__Material for the task__
BEGIN

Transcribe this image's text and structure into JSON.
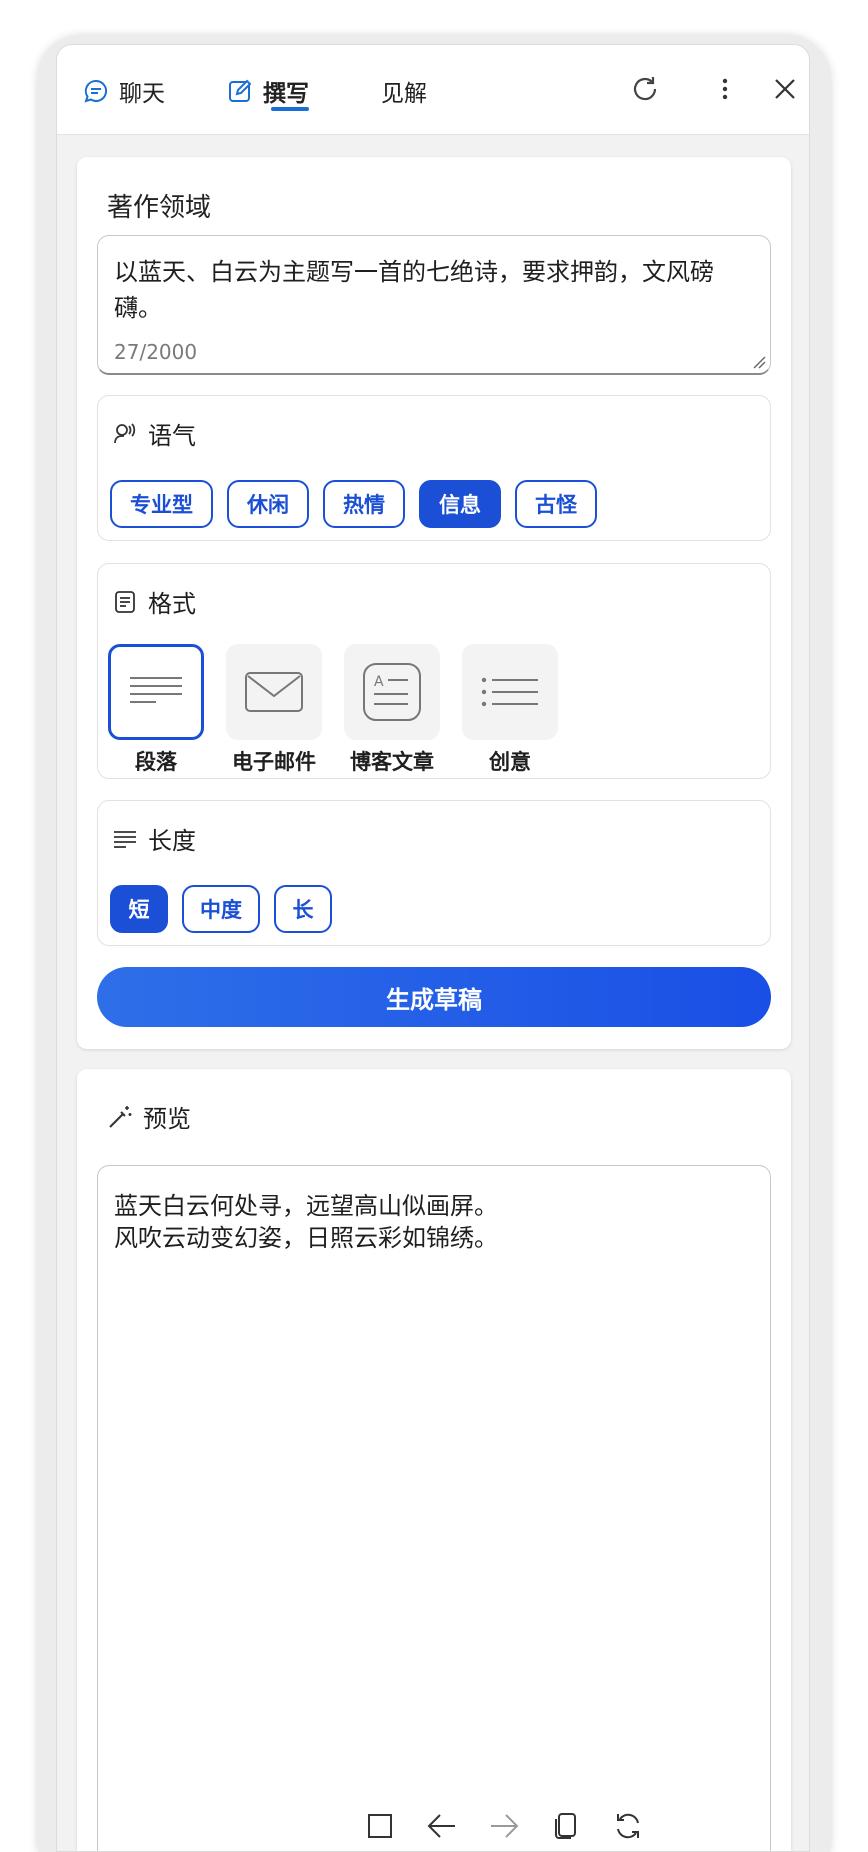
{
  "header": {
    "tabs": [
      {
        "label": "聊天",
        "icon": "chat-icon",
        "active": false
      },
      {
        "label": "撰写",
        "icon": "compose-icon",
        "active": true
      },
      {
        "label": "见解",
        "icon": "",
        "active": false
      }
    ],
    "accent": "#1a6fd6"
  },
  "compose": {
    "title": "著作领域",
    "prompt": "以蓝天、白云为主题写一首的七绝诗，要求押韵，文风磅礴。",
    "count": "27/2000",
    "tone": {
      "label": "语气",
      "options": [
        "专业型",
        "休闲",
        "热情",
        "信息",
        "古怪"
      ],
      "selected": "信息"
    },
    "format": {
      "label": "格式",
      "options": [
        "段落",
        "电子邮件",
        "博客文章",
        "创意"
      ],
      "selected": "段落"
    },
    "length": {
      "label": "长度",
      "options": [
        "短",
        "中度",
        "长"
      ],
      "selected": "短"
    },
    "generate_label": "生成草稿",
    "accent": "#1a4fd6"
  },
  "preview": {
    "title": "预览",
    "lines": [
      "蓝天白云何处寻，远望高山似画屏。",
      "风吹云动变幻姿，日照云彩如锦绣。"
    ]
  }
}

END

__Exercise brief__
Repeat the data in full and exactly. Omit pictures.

__Solution__
Transcribe this image's text and structure into JSON.
{
  "header": {
    "tabs": [
      {
        "label": "聊天",
        "icon": "chat-icon",
        "active": false
      },
      {
        "label": "撰写",
        "icon": "compose-icon",
        "active": true
      },
      {
        "label": "见解",
        "icon": "",
        "active": false
      }
    ],
    "accent": "#1a6fd6"
  },
  "compose": {
    "title": "著作领域",
    "prompt": "以蓝天、白云为主题写一首的七绝诗，要求押韵，文风磅礴。",
    "count": "27/2000",
    "tone": {
      "label": "语气",
      "options": [
        "专业型",
        "休闲",
        "热情",
        "信息",
        "古怪"
      ],
      "selected": "信息"
    },
    "format": {
      "label": "格式",
      "options": [
        "段落",
        "电子邮件",
        "博客文章",
        "创意"
      ],
      "selected": "段落"
    },
    "length": {
      "label": "长度",
      "options": [
        "短",
        "中度",
        "长"
      ],
      "selected": "短"
    },
    "generate_label": "生成草稿",
    "accent": "#1a4fd6"
  },
  "preview": {
    "title": "预览",
    "lines": [
      "蓝天白云何处寻，远望高山似画屏。",
      "风吹云动变幻姿，日照云彩如锦绣。"
    ]
  }
}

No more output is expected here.